Chronic - mononuclear cells (plasma cells and lymphocytes)
If you see neutrophils, what stage of RA are you in?
Acute stage. I just said this.
Path. Earliest changes of RA include? Proliferation of what cells?
hyperemia of synovium with proliferation of synovial lining cells with infiltration by plasma cells and lymphocytes
Path. Describe synovial villi.
Hyperplastic synovial villi eroding and replacing cartilage at the joint margin
Path. Following synovial villi hypertrophy, what characteristic cells develop (think similar to lymph nodes)
- Multinucleated giant cells underlying the synovial lining begin to develop

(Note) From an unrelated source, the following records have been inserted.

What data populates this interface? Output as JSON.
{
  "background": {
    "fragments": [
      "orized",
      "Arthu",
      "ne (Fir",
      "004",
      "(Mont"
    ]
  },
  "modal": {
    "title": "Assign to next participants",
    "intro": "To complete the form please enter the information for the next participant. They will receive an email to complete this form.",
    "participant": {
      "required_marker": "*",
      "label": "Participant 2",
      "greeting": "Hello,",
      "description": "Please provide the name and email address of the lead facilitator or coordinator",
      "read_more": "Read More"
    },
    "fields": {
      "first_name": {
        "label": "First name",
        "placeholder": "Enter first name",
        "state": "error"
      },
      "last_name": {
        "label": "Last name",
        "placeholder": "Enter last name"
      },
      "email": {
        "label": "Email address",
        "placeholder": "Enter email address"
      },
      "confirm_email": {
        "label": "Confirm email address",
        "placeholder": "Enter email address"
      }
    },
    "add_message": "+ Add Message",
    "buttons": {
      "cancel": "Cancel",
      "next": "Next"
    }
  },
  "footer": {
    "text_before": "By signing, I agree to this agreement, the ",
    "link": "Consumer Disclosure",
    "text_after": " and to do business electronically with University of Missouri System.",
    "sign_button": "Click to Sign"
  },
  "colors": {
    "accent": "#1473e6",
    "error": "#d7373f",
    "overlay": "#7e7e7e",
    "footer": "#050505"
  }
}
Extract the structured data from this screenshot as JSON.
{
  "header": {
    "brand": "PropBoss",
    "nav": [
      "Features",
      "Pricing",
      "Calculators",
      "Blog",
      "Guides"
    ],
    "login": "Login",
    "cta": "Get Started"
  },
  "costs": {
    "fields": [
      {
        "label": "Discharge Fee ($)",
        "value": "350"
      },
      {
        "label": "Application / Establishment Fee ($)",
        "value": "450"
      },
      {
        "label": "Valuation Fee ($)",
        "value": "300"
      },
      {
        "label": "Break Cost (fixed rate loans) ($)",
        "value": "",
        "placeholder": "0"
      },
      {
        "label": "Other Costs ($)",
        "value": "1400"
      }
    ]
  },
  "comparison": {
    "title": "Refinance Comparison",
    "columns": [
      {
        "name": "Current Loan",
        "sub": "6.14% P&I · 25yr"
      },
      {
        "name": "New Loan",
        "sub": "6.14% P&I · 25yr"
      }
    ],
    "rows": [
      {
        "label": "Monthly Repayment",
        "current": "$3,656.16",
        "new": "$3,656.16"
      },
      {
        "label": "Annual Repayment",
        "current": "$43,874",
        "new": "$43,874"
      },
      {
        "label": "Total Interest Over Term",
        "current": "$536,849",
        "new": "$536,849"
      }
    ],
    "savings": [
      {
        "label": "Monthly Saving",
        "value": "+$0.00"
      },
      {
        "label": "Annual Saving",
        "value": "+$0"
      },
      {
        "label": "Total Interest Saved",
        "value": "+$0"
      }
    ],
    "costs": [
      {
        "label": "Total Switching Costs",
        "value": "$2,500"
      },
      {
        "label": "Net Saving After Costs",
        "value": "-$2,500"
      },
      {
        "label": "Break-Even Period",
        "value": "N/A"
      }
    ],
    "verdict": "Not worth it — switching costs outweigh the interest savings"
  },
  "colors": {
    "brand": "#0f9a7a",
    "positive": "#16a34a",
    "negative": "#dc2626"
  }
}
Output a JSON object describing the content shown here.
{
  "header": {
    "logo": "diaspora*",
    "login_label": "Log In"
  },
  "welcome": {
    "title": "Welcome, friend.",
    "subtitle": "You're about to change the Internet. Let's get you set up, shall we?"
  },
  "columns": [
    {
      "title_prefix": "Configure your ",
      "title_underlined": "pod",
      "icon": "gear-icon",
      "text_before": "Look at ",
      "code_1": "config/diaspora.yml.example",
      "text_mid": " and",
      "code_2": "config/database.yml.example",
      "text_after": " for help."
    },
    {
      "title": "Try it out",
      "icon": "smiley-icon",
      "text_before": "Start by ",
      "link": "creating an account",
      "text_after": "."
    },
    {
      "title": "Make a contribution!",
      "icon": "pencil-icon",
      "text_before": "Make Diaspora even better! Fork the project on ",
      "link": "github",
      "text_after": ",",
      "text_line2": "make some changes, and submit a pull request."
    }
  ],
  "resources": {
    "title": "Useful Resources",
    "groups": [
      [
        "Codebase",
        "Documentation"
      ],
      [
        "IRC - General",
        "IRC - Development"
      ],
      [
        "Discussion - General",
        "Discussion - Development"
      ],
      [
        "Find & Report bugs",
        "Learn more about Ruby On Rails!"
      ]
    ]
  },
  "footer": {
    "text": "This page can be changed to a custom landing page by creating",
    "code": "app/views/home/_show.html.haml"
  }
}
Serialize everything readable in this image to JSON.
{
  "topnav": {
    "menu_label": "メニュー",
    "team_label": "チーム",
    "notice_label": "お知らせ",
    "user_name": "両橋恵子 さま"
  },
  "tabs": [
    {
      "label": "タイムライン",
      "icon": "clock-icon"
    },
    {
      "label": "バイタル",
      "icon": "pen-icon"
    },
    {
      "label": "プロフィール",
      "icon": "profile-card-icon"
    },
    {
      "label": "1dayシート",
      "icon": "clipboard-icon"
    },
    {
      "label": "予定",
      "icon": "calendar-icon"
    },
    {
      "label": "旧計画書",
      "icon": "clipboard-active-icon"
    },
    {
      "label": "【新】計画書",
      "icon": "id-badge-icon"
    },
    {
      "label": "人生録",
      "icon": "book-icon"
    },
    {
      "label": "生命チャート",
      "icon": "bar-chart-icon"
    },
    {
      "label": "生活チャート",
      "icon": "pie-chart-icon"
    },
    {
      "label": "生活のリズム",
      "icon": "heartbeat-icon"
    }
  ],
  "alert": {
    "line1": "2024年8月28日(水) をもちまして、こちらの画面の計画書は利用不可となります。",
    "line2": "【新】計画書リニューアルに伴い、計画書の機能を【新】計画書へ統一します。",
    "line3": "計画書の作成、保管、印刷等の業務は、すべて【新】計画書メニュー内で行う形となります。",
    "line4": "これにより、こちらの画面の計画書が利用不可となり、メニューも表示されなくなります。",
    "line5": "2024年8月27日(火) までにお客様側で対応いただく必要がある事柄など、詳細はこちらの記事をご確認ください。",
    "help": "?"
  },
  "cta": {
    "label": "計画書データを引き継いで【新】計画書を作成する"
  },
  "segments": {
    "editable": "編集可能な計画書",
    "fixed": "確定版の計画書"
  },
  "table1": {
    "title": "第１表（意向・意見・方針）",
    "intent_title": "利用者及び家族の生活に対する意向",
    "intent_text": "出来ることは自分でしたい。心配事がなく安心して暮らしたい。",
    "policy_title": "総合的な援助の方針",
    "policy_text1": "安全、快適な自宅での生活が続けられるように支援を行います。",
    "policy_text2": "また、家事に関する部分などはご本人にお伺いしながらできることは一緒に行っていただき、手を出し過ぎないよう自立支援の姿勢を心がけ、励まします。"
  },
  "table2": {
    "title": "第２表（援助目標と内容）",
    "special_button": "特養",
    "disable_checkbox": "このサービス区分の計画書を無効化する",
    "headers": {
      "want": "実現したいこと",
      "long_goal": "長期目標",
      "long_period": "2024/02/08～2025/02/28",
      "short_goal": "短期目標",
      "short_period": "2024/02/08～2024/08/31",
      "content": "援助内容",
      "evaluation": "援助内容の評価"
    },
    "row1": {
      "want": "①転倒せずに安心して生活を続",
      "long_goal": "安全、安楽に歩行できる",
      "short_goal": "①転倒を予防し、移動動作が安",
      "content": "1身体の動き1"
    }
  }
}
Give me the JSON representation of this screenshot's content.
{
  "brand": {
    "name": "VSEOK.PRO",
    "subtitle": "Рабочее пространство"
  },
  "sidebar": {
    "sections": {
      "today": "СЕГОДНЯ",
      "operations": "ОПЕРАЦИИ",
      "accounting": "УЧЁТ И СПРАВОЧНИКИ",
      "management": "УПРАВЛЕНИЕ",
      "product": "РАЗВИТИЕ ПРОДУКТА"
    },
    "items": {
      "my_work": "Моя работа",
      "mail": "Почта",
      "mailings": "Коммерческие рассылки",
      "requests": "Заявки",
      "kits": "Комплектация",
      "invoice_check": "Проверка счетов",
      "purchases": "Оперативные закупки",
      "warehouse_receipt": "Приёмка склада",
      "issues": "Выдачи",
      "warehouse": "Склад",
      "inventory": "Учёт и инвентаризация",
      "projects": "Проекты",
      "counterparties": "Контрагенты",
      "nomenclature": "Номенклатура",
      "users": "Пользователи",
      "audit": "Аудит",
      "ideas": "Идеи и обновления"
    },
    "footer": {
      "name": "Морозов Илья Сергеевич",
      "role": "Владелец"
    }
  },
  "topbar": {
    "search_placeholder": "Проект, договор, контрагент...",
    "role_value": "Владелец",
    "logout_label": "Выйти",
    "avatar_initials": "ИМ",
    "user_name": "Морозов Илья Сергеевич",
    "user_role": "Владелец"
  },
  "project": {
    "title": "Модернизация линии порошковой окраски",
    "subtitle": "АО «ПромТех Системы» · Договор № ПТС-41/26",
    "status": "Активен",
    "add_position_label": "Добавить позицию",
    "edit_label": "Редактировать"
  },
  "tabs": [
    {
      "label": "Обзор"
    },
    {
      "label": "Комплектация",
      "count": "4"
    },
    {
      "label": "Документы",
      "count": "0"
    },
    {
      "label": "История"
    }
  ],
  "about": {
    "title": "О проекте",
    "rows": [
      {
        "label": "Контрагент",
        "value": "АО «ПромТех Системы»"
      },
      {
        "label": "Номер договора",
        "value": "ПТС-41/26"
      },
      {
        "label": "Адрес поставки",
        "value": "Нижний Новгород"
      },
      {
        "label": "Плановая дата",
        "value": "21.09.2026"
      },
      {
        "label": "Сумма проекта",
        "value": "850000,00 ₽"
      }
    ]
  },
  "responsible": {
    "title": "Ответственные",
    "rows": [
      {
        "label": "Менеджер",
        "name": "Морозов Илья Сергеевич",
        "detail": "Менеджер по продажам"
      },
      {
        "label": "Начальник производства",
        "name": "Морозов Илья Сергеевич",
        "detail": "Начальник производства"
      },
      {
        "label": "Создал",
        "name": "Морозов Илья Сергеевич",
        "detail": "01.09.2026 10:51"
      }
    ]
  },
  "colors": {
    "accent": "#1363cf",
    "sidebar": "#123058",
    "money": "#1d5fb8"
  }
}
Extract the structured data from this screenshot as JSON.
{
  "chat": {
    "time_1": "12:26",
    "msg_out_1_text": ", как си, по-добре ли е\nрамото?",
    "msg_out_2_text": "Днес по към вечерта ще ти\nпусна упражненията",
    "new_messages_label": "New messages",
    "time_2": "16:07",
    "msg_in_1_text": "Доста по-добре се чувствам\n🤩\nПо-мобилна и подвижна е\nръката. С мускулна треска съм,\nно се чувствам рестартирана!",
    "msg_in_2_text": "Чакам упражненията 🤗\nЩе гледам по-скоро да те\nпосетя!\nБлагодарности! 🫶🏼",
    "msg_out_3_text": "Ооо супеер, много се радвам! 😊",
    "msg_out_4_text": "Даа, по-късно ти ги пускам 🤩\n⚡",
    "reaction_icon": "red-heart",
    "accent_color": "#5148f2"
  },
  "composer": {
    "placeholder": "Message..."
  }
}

- Eventual formation of germinal centers
Path. In synovium, after multinucleated cells/germinal centers develop, what gets deposited?
Fibrin deposition and fibrinoid change
Necrosis can be present as well.
Path. What is a pannus?
Pannus occurs when synovial inflammatory and granulation tissue adjacent to the margin of the joint begins to cover and adhere to the cartilage as a membrane
- The articular cartilage under the pannus undergoes degradation and disappears, beginning at the joint margin and extending centrally
What characteristic feature regarding joint mobility is different between OA and RA?
Fibrous ankylosis (fusion) of the joint occurs in RA (after pannus formation and destruction by MMPs/osteoclasts,etc)
OA - is NOT associated with ankylosis of the joint
Path. Most common extra-articular manifestation of RA? What organ? Where in the organ?
Rheumatoid nodules (found in 25% of RA patients)
usually over bony prominence, like the elbow
Path. Histologically describe a rheumatoid nodule?
Granulomatous lesion consisting of:
- a central zone of collagen necrosis and fibrinoid change
- Middle zone of epitheliod cells and macrophages
- Outer zone of granulation tissue infiltrated by lymphocytes, plasma cells and macrophages
Triad seen in Felty's Syndrome?
Manifestations of hypersplenism (such as leukopenia)
Fun fact. Splenomegaly and its relation to a blood component?
Platelets will get sequestered in the spleen. Large ass spleen = platelets in between